* [Exercise directions]: Filter the entries down to the lines holding "content", then copy those lines.

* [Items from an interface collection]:
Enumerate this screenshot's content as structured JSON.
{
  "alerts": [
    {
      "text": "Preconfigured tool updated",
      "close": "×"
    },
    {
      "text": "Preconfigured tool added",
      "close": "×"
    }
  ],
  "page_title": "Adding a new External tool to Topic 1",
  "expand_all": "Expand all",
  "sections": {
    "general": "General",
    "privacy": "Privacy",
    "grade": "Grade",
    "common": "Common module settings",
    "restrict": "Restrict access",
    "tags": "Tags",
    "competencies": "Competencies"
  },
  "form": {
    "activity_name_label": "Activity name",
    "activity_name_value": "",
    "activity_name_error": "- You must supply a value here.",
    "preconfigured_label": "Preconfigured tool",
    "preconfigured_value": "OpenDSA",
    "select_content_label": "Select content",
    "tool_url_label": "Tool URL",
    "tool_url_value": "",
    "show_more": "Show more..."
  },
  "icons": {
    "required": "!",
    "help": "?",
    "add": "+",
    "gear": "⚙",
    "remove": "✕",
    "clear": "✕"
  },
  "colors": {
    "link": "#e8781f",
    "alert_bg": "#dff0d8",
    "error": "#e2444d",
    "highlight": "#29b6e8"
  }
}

* [Written response]:
Enumerate this screenshot's content as structured JSON.
    "select_content_label": "Select content",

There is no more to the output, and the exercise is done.